As pressure mounts on the Obama administration to fix major bugs on the Website for the Affordable Care Act—commonly referred to as Obamacare—the president announced earlier this week that there would be a "tech surge" to fix glitches that have plagued the site since it rolled out.
While President Obama has expressed frustration over the technical issues and promised help was on the way from both the public and the private sectors, there were no specific details as to which companies or tech experts would be brought aboard—until today.
The Health and Human Services (HHS) department has brought in telecommunications giant Verizon to address the issues dogging the site, USA Today reported. The newspaper cited an anonymous source in the telecommunications industry.
"Our team is bringing in some of the best and brightest from both inside and outside government to scrub in with the team and help improve HealthCare.gov," the HHS posted on its blog post Sunday.
While the initial rollout has been a high-profile embarrassment for the administration—as the health care law is a deeply controversial, if signature, achievement of Obama's presidency—reports that officials knew of the problems and decided to go ahead with the launch anyway are giving the law's opponents fresh ammunition.
In a White House press event, President Obama admitted the multitude of problems that have been occurring as thousands of Americans overloaded the site trying to sign up for the government's health insurance exchange program.
"There's no sugarcoating it: The Website is too slow; people have been getting stuck during the application process," he said. "No one is madder about the Website than I am, which means it's going to get fixed."

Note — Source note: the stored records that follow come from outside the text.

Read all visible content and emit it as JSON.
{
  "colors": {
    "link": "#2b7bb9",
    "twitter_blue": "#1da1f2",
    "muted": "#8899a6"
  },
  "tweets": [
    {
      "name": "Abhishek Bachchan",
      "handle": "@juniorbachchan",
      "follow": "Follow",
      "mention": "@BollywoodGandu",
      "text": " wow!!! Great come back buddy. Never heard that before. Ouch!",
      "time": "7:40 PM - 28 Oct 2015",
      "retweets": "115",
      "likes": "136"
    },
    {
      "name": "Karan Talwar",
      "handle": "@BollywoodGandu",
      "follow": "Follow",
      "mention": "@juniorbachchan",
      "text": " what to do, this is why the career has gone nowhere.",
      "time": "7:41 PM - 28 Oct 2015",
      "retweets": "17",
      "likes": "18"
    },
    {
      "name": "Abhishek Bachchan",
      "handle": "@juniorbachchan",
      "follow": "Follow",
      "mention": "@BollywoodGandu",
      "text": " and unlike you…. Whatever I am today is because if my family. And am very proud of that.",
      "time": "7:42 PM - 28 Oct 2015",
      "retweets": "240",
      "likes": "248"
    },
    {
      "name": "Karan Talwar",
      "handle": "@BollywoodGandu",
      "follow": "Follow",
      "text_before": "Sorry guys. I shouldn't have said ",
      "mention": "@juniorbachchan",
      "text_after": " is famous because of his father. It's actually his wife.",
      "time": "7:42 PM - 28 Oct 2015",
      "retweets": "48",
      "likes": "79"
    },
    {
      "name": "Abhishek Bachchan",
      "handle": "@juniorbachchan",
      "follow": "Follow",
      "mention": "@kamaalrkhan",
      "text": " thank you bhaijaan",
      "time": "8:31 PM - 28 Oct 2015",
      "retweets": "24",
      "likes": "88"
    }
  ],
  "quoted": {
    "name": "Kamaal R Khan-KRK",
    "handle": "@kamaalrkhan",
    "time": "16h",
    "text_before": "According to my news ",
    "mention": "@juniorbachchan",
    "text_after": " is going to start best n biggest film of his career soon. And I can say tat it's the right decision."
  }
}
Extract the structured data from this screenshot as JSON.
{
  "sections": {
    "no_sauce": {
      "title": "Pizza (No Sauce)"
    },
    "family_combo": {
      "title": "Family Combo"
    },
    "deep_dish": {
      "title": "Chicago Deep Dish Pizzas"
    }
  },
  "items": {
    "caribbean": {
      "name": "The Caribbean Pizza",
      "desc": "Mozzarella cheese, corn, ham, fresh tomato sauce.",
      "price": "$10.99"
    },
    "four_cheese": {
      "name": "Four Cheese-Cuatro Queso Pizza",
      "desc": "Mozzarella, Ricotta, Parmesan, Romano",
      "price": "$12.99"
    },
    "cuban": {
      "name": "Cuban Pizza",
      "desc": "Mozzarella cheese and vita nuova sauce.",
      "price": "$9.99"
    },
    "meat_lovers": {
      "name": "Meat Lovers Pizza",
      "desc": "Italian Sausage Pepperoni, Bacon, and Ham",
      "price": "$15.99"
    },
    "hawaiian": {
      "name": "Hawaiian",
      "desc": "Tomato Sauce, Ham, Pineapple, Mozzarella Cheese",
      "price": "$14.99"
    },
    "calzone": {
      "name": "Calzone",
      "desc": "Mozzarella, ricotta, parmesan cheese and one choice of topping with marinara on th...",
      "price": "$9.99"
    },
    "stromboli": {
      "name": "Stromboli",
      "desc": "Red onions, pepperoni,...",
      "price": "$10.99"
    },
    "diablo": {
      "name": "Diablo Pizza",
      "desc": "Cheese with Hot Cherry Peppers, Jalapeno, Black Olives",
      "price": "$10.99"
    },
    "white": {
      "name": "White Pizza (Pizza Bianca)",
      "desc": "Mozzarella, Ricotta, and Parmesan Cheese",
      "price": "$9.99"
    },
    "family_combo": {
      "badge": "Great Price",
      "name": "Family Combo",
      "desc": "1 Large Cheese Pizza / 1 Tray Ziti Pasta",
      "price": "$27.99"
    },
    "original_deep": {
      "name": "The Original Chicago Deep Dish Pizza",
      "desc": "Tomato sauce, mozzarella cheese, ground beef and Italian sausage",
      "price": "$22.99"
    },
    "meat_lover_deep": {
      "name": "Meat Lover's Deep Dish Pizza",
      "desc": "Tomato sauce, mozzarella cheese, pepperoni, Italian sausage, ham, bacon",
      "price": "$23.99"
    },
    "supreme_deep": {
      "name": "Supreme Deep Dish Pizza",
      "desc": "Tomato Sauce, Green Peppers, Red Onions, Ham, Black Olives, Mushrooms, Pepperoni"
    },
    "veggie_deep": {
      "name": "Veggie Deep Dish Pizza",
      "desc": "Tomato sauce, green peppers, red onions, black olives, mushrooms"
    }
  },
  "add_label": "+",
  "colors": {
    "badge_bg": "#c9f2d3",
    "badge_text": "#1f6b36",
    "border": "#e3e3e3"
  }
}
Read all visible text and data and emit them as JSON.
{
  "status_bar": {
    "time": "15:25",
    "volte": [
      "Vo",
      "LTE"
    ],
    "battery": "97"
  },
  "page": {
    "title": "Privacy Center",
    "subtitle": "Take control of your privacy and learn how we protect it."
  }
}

Nearly three in 10 Americans (29 percent) say the online health insurance exchanges are working very or fairly well while 46 percent say they are not, according to a recent survey by Pew Research.
The survey found that despite offering critical evaluations of how well the exchanges are working, many of the sites' actual visitors report that they did not face significant problems.
Among those who have visited an exchange Website, more say the exchanges overall are not working well by a 56 percent to 37 percent margin. Yet when asked about their own experience on an exchange Website, 56 percent said they personally found the site to be very or fairly easy to use, while 40 percent said it was difficult to use.
Although only 14 percent say they have already visited one of the exchange Websites, an additional 23 percent say they think they will do so in the next few months. Those without health insurance are more likely than those with insurance to have already visited (22 percent versus 12 percent) or plan to do so (42 percent versus 19 percent) in the coming months, the results indicated.